▶ **WHAT YOU HAVE TO DO**: Search the records for "value" and copy each line that holds it.

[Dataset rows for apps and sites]

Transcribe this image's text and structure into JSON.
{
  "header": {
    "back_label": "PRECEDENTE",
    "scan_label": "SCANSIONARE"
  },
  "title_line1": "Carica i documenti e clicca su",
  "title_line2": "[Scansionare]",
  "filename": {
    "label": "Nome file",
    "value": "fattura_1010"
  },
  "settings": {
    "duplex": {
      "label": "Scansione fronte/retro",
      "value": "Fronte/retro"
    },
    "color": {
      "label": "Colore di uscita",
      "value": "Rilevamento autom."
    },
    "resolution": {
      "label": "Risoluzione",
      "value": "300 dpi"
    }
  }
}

▶ **SOLVED EXERCISE**:
    "value": "fattura_1010"
      "value": "Fronte/retro"
      "value": "Rilevamento autom."
      "value": "300 dpi"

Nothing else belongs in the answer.